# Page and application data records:
= = =
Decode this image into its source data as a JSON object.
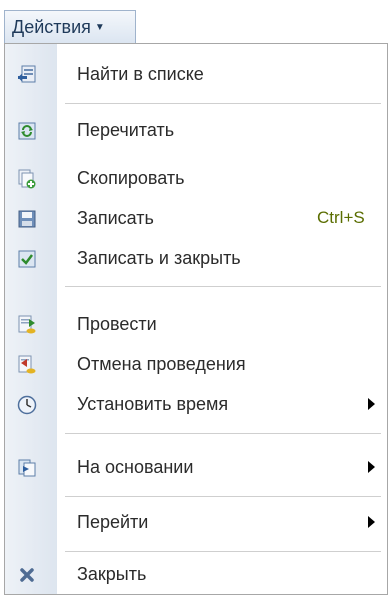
{
  "actions_button": {
    "label": "Действия"
  },
  "menu": {
    "items": [
      {
        "label": "Найти в списке",
        "icon": "find-in-list-icon"
      },
      {
        "label": "Перечитать",
        "icon": "reread-icon"
      },
      {
        "label": "Скопировать",
        "icon": "copy-icon"
      },
      {
        "label": "Записать",
        "icon": "save-icon",
        "shortcut": "Ctrl+S"
      },
      {
        "label": "Записать и закрыть",
        "icon": "save-close-icon"
      },
      {
        "label": "Провести",
        "icon": "post-icon"
      },
      {
        "label": "Отмена проведения",
        "icon": "unpost-icon"
      },
      {
        "label": "Установить время",
        "icon": "clock-icon",
        "submenu": true
      },
      {
        "label": "На основании",
        "icon": "based-on-icon",
        "submenu": true
      },
      {
        "label": "Перейти",
        "submenu": true
      },
      {
        "label": "Закрыть",
        "icon": "close-icon"
      }
    ]
  }
}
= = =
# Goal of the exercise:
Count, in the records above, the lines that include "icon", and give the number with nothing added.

# Result:
10